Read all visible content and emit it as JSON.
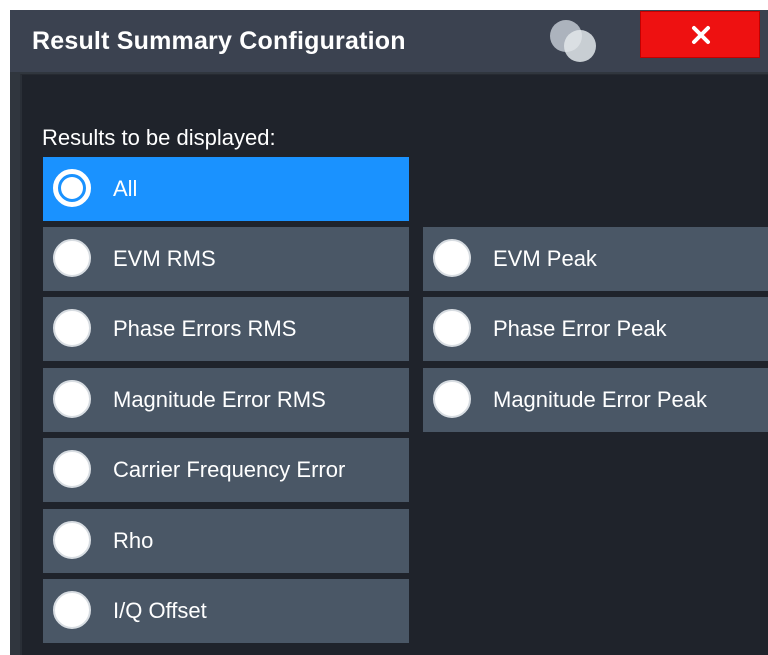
{
  "dialog": {
    "title": "Result Summary Configuration",
    "close_label": "X",
    "colors": {
      "title_bar": "#3b4250",
      "background": "#1f232b",
      "option": "#4a5766",
      "selected_option": "#1a92ff",
      "close": "#ee1111"
    }
  },
  "results": {
    "label": "Results to be displayed:",
    "selected": "All",
    "options": [
      {
        "label": "All",
        "checked": true
      },
      {
        "label": "EVM RMS",
        "checked": false
      },
      {
        "label": "EVM Peak",
        "checked": false
      },
      {
        "label": "Phase Errors RMS",
        "checked": false
      },
      {
        "label": "Phase Error Peak",
        "checked": false
      },
      {
        "label": "Magnitude Error RMS",
        "checked": false
      },
      {
        "label": "Magnitude Error Peak",
        "checked": false
      },
      {
        "label": "Carrier Frequency Error",
        "checked": false
      },
      {
        "label": "Rho",
        "checked": false
      },
      {
        "label": "I/Q Offset",
        "checked": false
      }
    ]
  }
}
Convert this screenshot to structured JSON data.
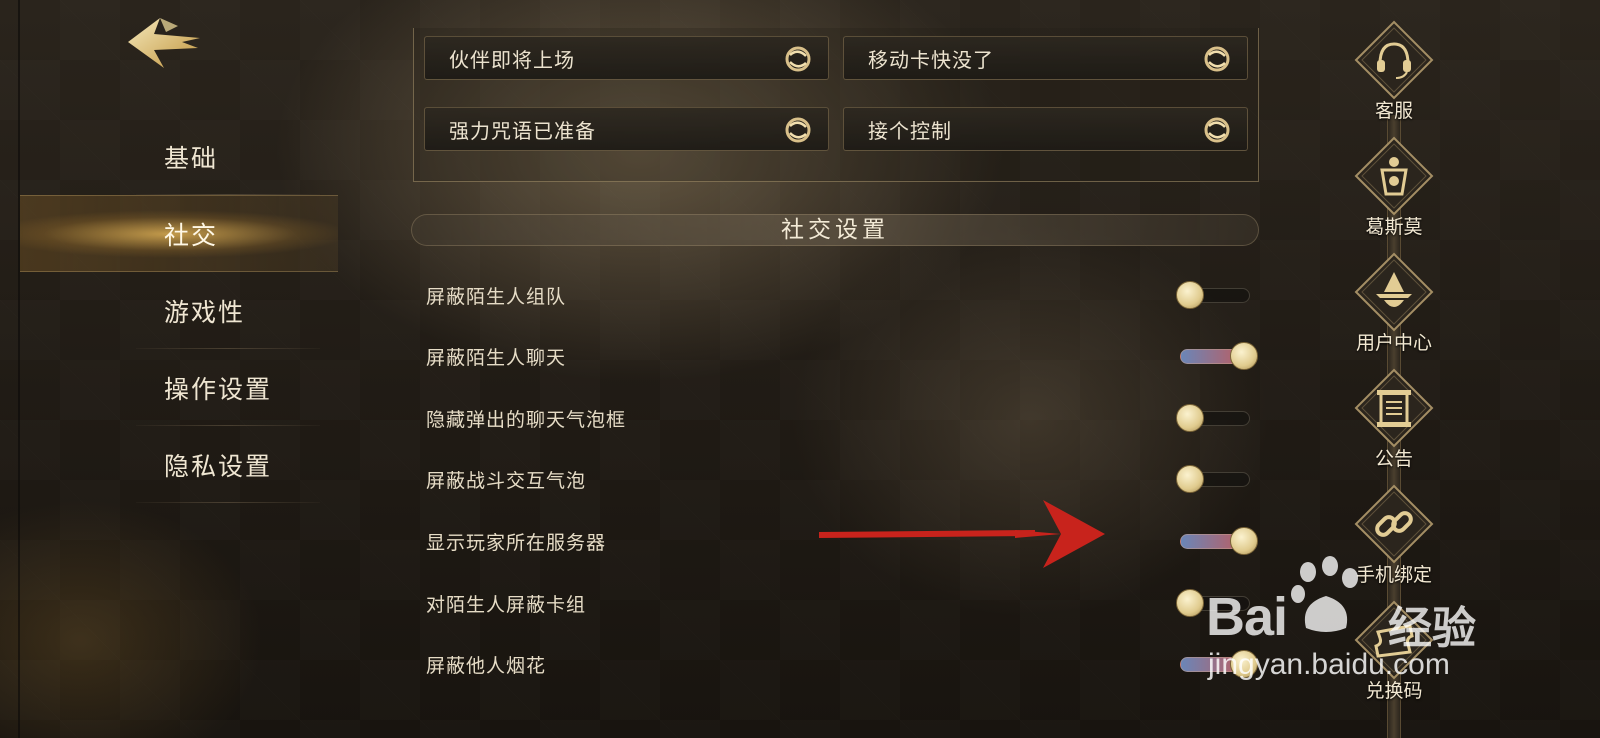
{
  "sidebar": {
    "items": [
      {
        "label": "基础",
        "active": false
      },
      {
        "label": "社交",
        "active": true
      },
      {
        "label": "游戏性",
        "active": false
      },
      {
        "label": "操作设置",
        "active": false
      },
      {
        "label": "隐私设置",
        "active": false
      }
    ]
  },
  "quick_phrases": [
    {
      "label": "伙伴即将上场",
      "icon": "swirl-icon"
    },
    {
      "label": "移动卡快没了",
      "icon": "swirl-icon"
    },
    {
      "label": "强力咒语已准备",
      "icon": "swirl-icon"
    },
    {
      "label": "接个控制",
      "icon": "swirl-icon"
    }
  ],
  "section": {
    "title": "社交设置"
  },
  "settings": [
    {
      "label": "屏蔽陌生人组队",
      "enabled": false
    },
    {
      "label": "屏蔽陌生人聊天",
      "enabled": true
    },
    {
      "label": "隐藏弹出的聊天气泡框",
      "enabled": false
    },
    {
      "label": "屏蔽战斗交互气泡",
      "enabled": false
    },
    {
      "label": "显示玩家所在服务器",
      "enabled": true
    },
    {
      "label": "对陌生人屏蔽卡组",
      "enabled": false
    },
    {
      "label": "屏蔽他人烟花",
      "enabled": true
    }
  ],
  "rail": {
    "items": [
      {
        "label": "客服",
        "icon": "headset-icon"
      },
      {
        "label": "葛斯莫",
        "icon": "character-badge-icon"
      },
      {
        "label": "用户中心",
        "icon": "wizard-hat-icon"
      },
      {
        "label": "公告",
        "icon": "scroll-icon"
      },
      {
        "label": "手机绑定",
        "icon": "link-icon"
      },
      {
        "label": "兑换码",
        "icon": "ticket-icon"
      }
    ]
  },
  "watermark": {
    "brand": "Bai",
    "brand_cn": "经验",
    "url": "jingyan.baidu.com"
  },
  "colors": {
    "accent_gold": "#e0cb8e",
    "toggle_on_left": "#6a86b8",
    "toggle_on_right": "#c25a5a",
    "arrow_red": "#c8231c"
  }
}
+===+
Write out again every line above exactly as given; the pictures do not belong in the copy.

**RESPONSE TO THE EXERCISE**
Read all visible content and emit it as JSON.
{
  "dialog": {
    "title": "Result Summary Configuration",
    "close_label": "X",
    "colors": {
      "title_bar": "#3b4250",
      "background": "#1f232b",
      "option": "#4a5766",
      "selected_option": "#1a92ff",
      "close": "#ee1111"
    }
  },
  "results": {
    "label": "Results to be displayed:",
    "selected": "All",
    "options": [
      {
        "label": "All",
        "checked": true
      },
      {
        "label": "EVM RMS",
        "checked": false
      },
      {
        "label": "EVM Peak",
        "checked": false
      },
      {
        "label": "Phase Errors RMS",
        "checked": false
      },
      {
        "label": "Phase Error Peak",
        "checked": false
      },
      {
        "label": "Magnitude Error RMS",
        "checked": false
      },
      {
        "label": "Magnitude Error Peak",
        "checked": false
      },
      {
        "label": "Carrier Frequency Error",
        "checked": false
      },
      {
        "label": "Rho",
        "checked": false
      },
      {
        "label": "I/Q Offset",
        "checked": false
      }
    ]
  }
}
Convert this screenshot to structured JSON data.
{
  "sidebar": {
    "items": [
      {
        "label": "基础",
        "active": false
      },
      {
        "label": "社交",
        "active": true
      },
      {
        "label": "游戏性",
        "active": false
      },
      {
        "label": "操作设置",
        "active": false
      },
      {
        "label": "隐私设置",
        "active": false
      }
    ]
  },
  "quick_phrases": [
    {
      "label": "伙伴即将上场",
      "icon": "swirl-icon"
    },
    {
      "label": "移动卡快没了",
      "icon": "swirl-icon"
    },
    {
      "label": "强力咒语已准备",
      "icon": "swirl-icon"
    },
    {
      "label": "接个控制",
      "icon": "swirl-icon"
    }
  ],
  "section": {
    "title": "社交设置"
  },
  "settings": [
    {
      "label": "屏蔽陌生人组队",
      "enabled": false
    },
    {
      "label": "屏蔽陌生人聊天",
      "enabled": true
    },
    {
      "label": "隐藏弹出的聊天气泡框",
      "enabled": false
    },
    {
      "label": "屏蔽战斗交互气泡",
      "enabled": false
    },
    {
      "label": "显示玩家所在服务器",
      "enabled": true
    },
    {
      "label": "对陌生人屏蔽卡组",
      "enabled": false
    },
    {
      "label": "屏蔽他人烟花",
      "enabled": true
    }
  ],
  "rail": {
    "items": [
      {
        "label": "客服",
        "icon": "headset-icon"
      },
      {
        "label": "葛斯莫",
        "icon": "character-badge-icon"
      },
      {
        "label": "用户中心",
        "icon": "wizard-hat-icon"
      },
      {
        "label": "公告",
        "icon": "scroll-icon"
      },
      {
        "label": "手机绑定",
        "icon": "link-icon"
      },
      {
        "label": "兑换码",
        "icon": "ticket-icon"
      }
    ]
  },
  "watermark": {
    "brand": "Bai",
    "brand_cn": "经验",
    "url": "jingyan.baidu.com"
  },
  "colors": {
    "accent_gold": "#e0cb8e",
    "toggle_on_left": "#6a86b8",
    "toggle_on_right": "#c25a5a",
    "arrow_red": "#c8231c"
  }
}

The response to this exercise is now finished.